CUOMO: I talk about it, but you're right. It's not the prevailing narrative.

MAHER: It's -- you cannot -- people have got to participate in their health. I said this before the pandemic. I said, we will never get health care right in this country. I don't care if you take Bernie Sanders health care plan, Elizabeth Warren's health care plan, Joe Biden's. It -- nothing is going to work and it wasn't working.

Unless people understand that they have some skin in the game. They have to participate in their own health. You can't expect just vaccines and pills or whatever else they have to do the job. And we never do that in this country. The last person who tried was Michelle Obama. And it did not go over well.

CUOMO: When we talk again, eight months from today. Hopefully we'll talk a lot before that. Eight months from today, do you think things are better or worse?

MAHER: Well, they're not going better for Biden than the Democrats. And I think that's getting -- eight months is going to be close to the -- to the midterm election. I think they're going to get thumped in the elect -- I mean, that usually happens in midterm elections. But, you know, I mean, Joe, look, I'm glad he's there, but he is not exactly stuck the landing on a lot of the issues that he was dealing with.

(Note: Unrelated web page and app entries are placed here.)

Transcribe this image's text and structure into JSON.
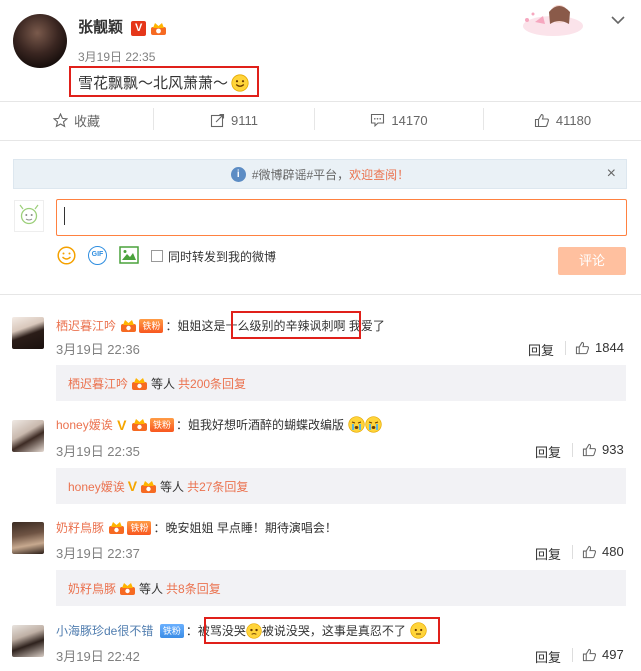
{
  "post": {
    "username": "张靓颖",
    "time": "3月19日 22:35",
    "text": "雪花飘飘～北风萧萧～",
    "v_label": "V"
  },
  "toolbar": {
    "favorite": "收藏",
    "repost_count": "9111",
    "comment_count": "14170",
    "like_count": "41180"
  },
  "notice": {
    "text_plain": "#微博辟谣#平台，",
    "text_link": "欢迎查阅！",
    "close": "×"
  },
  "composer": {
    "sync_label": "同时转发到我的微博",
    "submit_label": "评论",
    "gif_label": "GIF"
  },
  "comments": [
    {
      "name": "栖迟暮江吟",
      "badge": "铁粉",
      "text_before": "：姐姐这是",
      "text_highlight": "十么级别的辛辣讽刺啊",
      "text_after": " 我爱了",
      "time": "3月19日 22:36",
      "reply_label": "回复",
      "likes": "1844",
      "sub_name": "栖迟暮江吟",
      "sub_mid": "等人",
      "sub_count": "共200条回复"
    },
    {
      "name": "honey嫒诶",
      "v_label": "V",
      "badge": "铁粉",
      "text": "：姐我好想听酒醉的蝴蝶改编版",
      "time": "3月19日 22:35",
      "reply_label": "回复",
      "likes": "933",
      "sub_name": "honey嫒诶",
      "sub_v": "V",
      "sub_mid": "等人",
      "sub_count": "共27条回复"
    },
    {
      "name": "奶籽鳥豚",
      "badge": "铁粉",
      "text": "：晚安姐姐 早点睡！期待演唱会！",
      "time": "3月19日 22:37",
      "reply_label": "回复",
      "likes": "480",
      "sub_name": "奶籽鳥豚",
      "sub_mid": "等人",
      "sub_count": "共8条回复"
    },
    {
      "name": "小海豚珍de很不错",
      "badge": "铁粉",
      "text_prefix": "：",
      "text_highlight_a": "被骂没哭",
      "text_highlight_b": "被说没哭，这事是真忍不了",
      "time": "3月19日 22:42",
      "reply_label": "回复",
      "likes": "497"
    }
  ]
}
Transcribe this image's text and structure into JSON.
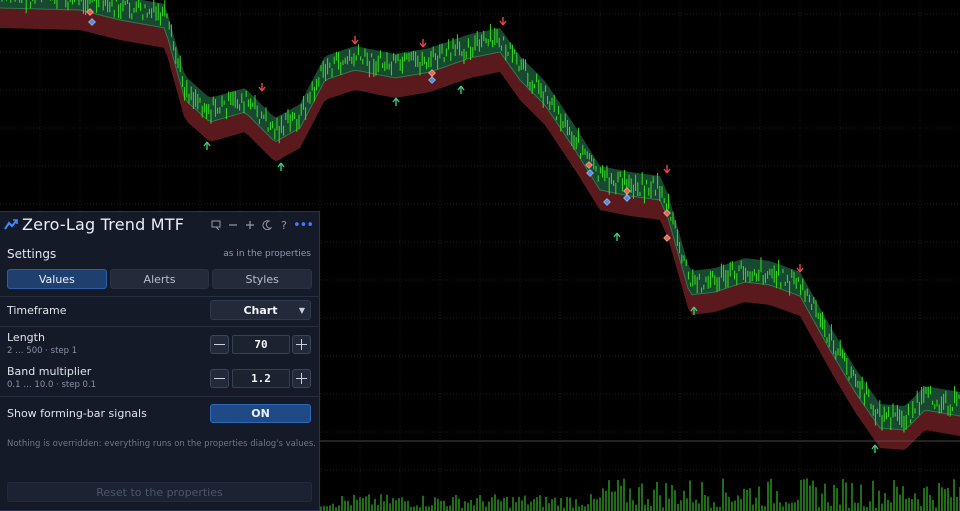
{
  "chart": {
    "colors": {
      "background": "#000000",
      "grid": "#2a2a2a",
      "price": "#35e01c",
      "band_upper": "#1d5a3c",
      "band_lower": "#6a1f22",
      "up_arrow": "#3fc77a",
      "down_arrow": "#e6474a",
      "volume": "#1f6d16"
    },
    "icons": [
      "arrow-up-icon",
      "arrow-down-icon",
      "diamond-marker-icon"
    ]
  },
  "panel": {
    "title": "Zero-Lag Trend MTF",
    "icons": [
      "chart-toggle-icon",
      "minimize-icon",
      "plus-icon",
      "moon-icon",
      "help-icon",
      "more-icon"
    ],
    "help_label": "?",
    "more_label": "•••",
    "section_title": "Settings",
    "section_note": "as in the properties",
    "tabs": [
      {
        "label": "Values",
        "active": true
      },
      {
        "label": "Alerts",
        "active": false
      },
      {
        "label": "Styles",
        "active": false
      }
    ],
    "timeframe": {
      "label": "Timeframe",
      "value": "Chart"
    },
    "length": {
      "label": "Length",
      "range": "2 … 500  ·  step 1",
      "value": "70"
    },
    "band_multiplier": {
      "label": "Band multiplier",
      "range": "0.1 … 10.0  ·  step 0.1",
      "value": "1.2"
    },
    "forming_bar": {
      "label": "Show forming-bar signals",
      "value": "ON"
    },
    "info_text": "Nothing is overridden: everything runs on the properties dialog's values.",
    "reset_label": "Reset to the properties",
    "accent": "#2e68b8"
  }
}
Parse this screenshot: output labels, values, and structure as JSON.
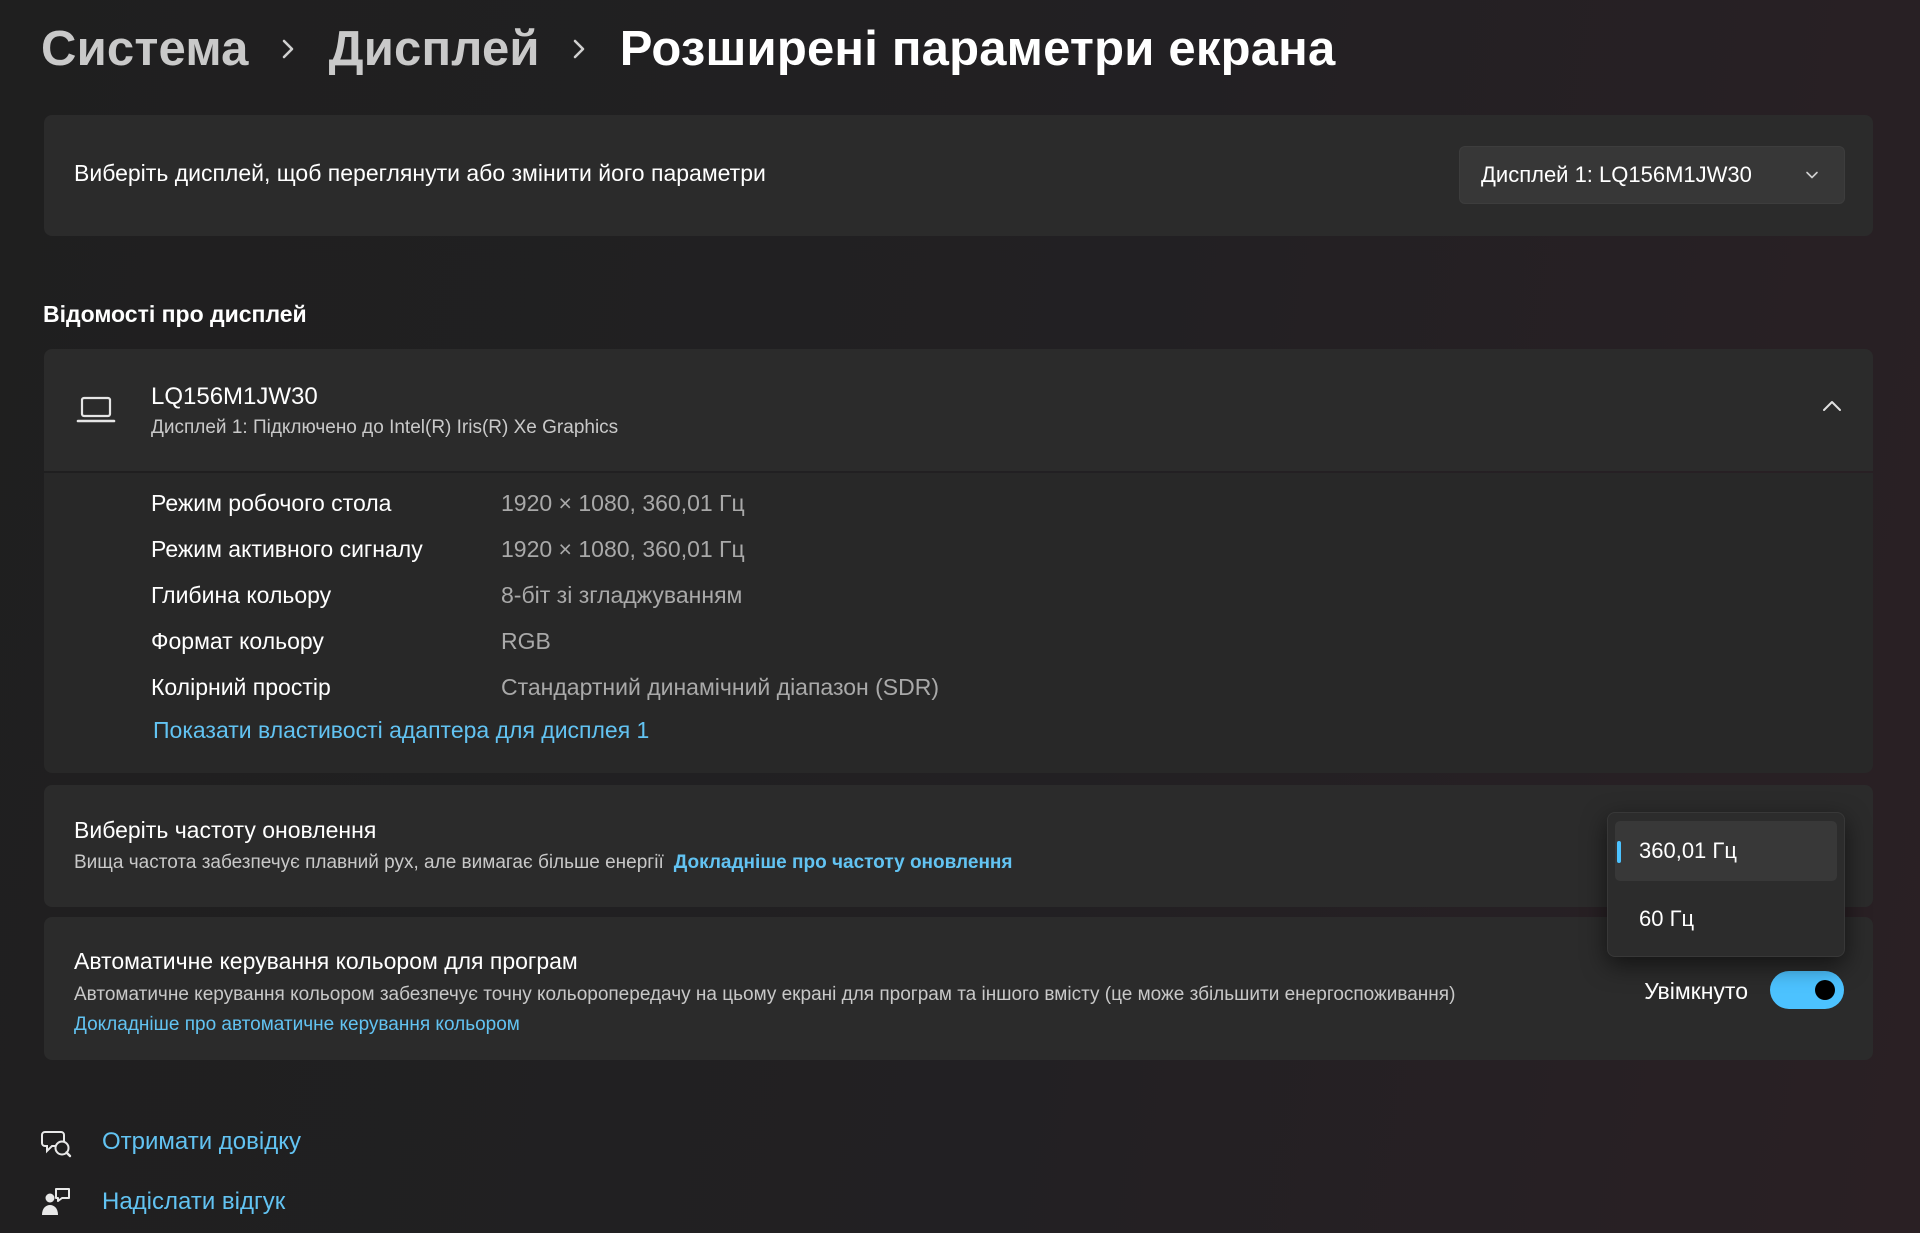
{
  "breadcrumb": {
    "items": [
      "Система",
      "Дисплей"
    ],
    "current": "Розширені параметри екрана"
  },
  "select_display": {
    "label": "Виберіть дисплей, щоб переглянути або змінити його параметри",
    "dropdown_value": "Дисплей 1: LQ156M1JW30"
  },
  "section_title": "Відомості про дисплей",
  "display_info": {
    "name": "LQ156M1JW30",
    "subtitle": "Дисплей 1: Підключено до Intel(R) Iris(R) Xe Graphics",
    "properties": [
      {
        "label": "Режим робочого стола",
        "value": "1920 × 1080, 360,01 Гц"
      },
      {
        "label": "Режим активного сигналу",
        "value": "1920 × 1080, 360,01 Гц"
      },
      {
        "label": "Глибина кольору",
        "value": "8-біт зі згладжуванням"
      },
      {
        "label": "Формат кольору",
        "value": "RGB"
      },
      {
        "label": "Колірний простір",
        "value": "Стандартний динамічний діапазон (SDR)"
      }
    ],
    "adapter_link": "Показати властивості адаптера для дисплея 1"
  },
  "refresh_rate": {
    "title": "Виберіть частоту оновлення",
    "description": "Вища частота забезпечує плавний рух, але вимагає більше енергії",
    "link": "Докладніше про частоту оновлення",
    "options": [
      "360,01 Гц",
      "60 Гц"
    ],
    "selected": "360,01 Гц"
  },
  "auto_color": {
    "title": "Автоматичне керування кольором для програм",
    "description": "Автоматичне керування кольором забезпечує точну кольоропередачу на цьому екрані для програм та іншого вмісту (це може збільшити енергоспоживання)",
    "link": "Докладніше про автоматичне керування кольором",
    "toggle_label": "Увімкнуто",
    "toggle_on": true
  },
  "footer_links": {
    "help": "Отримати довідку",
    "feedback": "Надіслати відгук"
  },
  "colors": {
    "accent": "#4cc2ff",
    "link": "#62c3f2",
    "card": "#2b2b2b",
    "background": "#202020"
  }
}
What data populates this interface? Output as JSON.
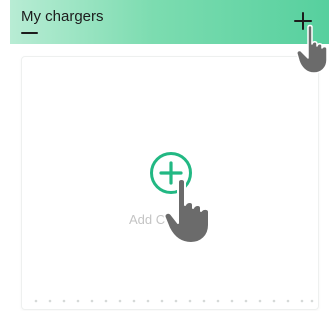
{
  "header": {
    "title": "My chargers",
    "add_icon": "plus-icon"
  },
  "card": {
    "add_label": "Add C",
    "add_icon": "plus-circle-icon"
  },
  "colors": {
    "accent": "#22b883",
    "header_gradient_start": "#b8ecd4",
    "header_gradient_end": "#56d09e",
    "hand": "#6b6b6b"
  },
  "overlays": {
    "pointer_icon": "pointing-hand-icon"
  }
}
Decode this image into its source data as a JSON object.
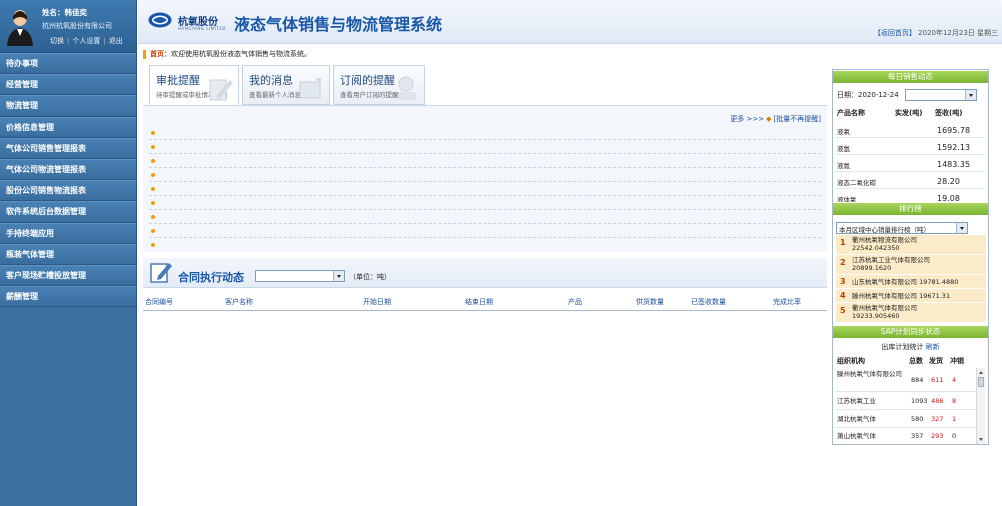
{
  "user": {
    "name_label": "姓名：韩佳奕",
    "company": "杭州杭氧股份有限公司",
    "links": [
      "切换",
      "个人设置",
      "退出"
    ]
  },
  "menu": [
    "待办事项",
    "经营管理",
    "物流管理",
    "价格信息管理",
    "气体公司销售管理报表",
    "气体公司物流管理报表",
    "股份公司销售物流报表",
    "软件系统后台数据管理",
    "手持终端应用",
    "瓶装气体管理",
    "客户现场贮槽投放管理",
    "薪酬管理"
  ],
  "header": {
    "brand": "杭氧股份",
    "brand_en": "HANGYANG LIMITED",
    "title": "液态气体销售与物流管理系统",
    "return_home": "【返回首页】",
    "date": "2020年12月23日 星期三"
  },
  "breadcrumb": {
    "home": "首页：",
    "text": "欢迎使用杭氧股份液态气体销售与物流系统。"
  },
  "tabs": [
    {
      "title": "审批提醒",
      "subtitle": "待审提醒或审批情况反馈"
    },
    {
      "title": "我的消息",
      "subtitle": "查看最新个人消息"
    },
    {
      "title": "订阅的提醒",
      "subtitle": "查看用户订阅的提醒"
    }
  ],
  "reminders": {
    "more": "更多 >>>",
    "batch": "[批量不再提醒]",
    "row_count": 9
  },
  "contract": {
    "title": "合同执行动态",
    "select_value": "",
    "unit": "（单位：吨）",
    "columns": [
      "合同编号",
      "客户名称",
      "开始日期",
      "结束日期",
      "产品",
      "供货数量",
      "已签收数量",
      "完成比率"
    ]
  },
  "daily_sales": {
    "title": "每日销售动态",
    "date_label": "日期：2020-12-24",
    "date_select": "",
    "headers": [
      "产品名称",
      "实发(吨)",
      "签收(吨)"
    ],
    "rows": [
      {
        "product": "液氧",
        "signed": "1695.78"
      },
      {
        "product": "液氩",
        "signed": "1592.13"
      },
      {
        "product": "液氮",
        "signed": "1483.35"
      },
      {
        "product": "液态二氧化碳",
        "signed": "28.20"
      },
      {
        "product": "液体氧",
        "signed": "19.08"
      }
    ]
  },
  "ranking": {
    "title": "排行榜",
    "select": "本月区域中心销量排行榜（吨）",
    "items": [
      {
        "rank": "1",
        "line1": "衢州杭氧物流有限公司",
        "line2": "22542.042350"
      },
      {
        "rank": "2",
        "line1": "江苏杭氧工业气体有限公司",
        "line2": "20899.1620"
      },
      {
        "rank": "3",
        "line1": "山东杭氧气体有限公司 19781.4880",
        "line2": ""
      },
      {
        "rank": "4",
        "line1": "滕州杭氧气体有限公司 19671.31",
        "line2": ""
      },
      {
        "rank": "5",
        "line1": "衢州杭氧气体有限公司",
        "line2": "19233.905460"
      }
    ]
  },
  "sap": {
    "title": "SAP计划同步状态",
    "subtitle": "出库计划统计",
    "refresh": "刷新",
    "headers": [
      "组织机构",
      "总数",
      "发货",
      "冲销"
    ],
    "rows": [
      {
        "org": "滕州杭氧气体有限公司",
        "total": "884",
        "shipped": "611",
        "reversed": "4"
      },
      {
        "org": "江苏杭氧工业",
        "total": "1093",
        "shipped": "486",
        "reversed": "8"
      },
      {
        "org": "湖北杭氧气体",
        "total": "580",
        "shipped": "327",
        "reversed": "1"
      },
      {
        "org": "萧山杭氧气体",
        "total": "357",
        "shipped": "293",
        "reversed": "0"
      }
    ]
  },
  "colors": {
    "sidebar": "#3b6f9f",
    "accent_green": "#7ab431",
    "title_blue": "#1a57a8",
    "alert_red": "#d41010"
  }
}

The time I'm worried about, and I keep talking about is Election Day 2024 until January 20th, 2025, Inauguration Day, because again, if Trump loses, he will not say he lost, that will never happen. He will never concede, as I said last time. But this time, it's not going to be like last time. I mean he almost pulled it off last time and this time, he's had four years to get those people in place.


So, what happens on January 20th, 2025 when he shows up for the inauguration? And Joe Biden or whoever the Democrat is shows up to that inauguration? What happens then? That's when I want to be, you know, on vacation in London.

CUOMO: So now, my hardest situation, how do I say until the next time? Do we shake hands? Do you want to fist bump? What do you want? What do you want?

MAHER: Like when you came out? Come on. Let's get back to normal.

CUOMO: Good. I'll take it.


CUOMO: Listen, if normal is talking to you --


CUOMO: I'll take normal all day long.

Bill Maher, thank you very much. Appreciate you as a gift to the audience.

MAHER: I appreciate that.

CUOMO: Thank you for watching. Stay tuned, because you know what continues on CNN, the news, next.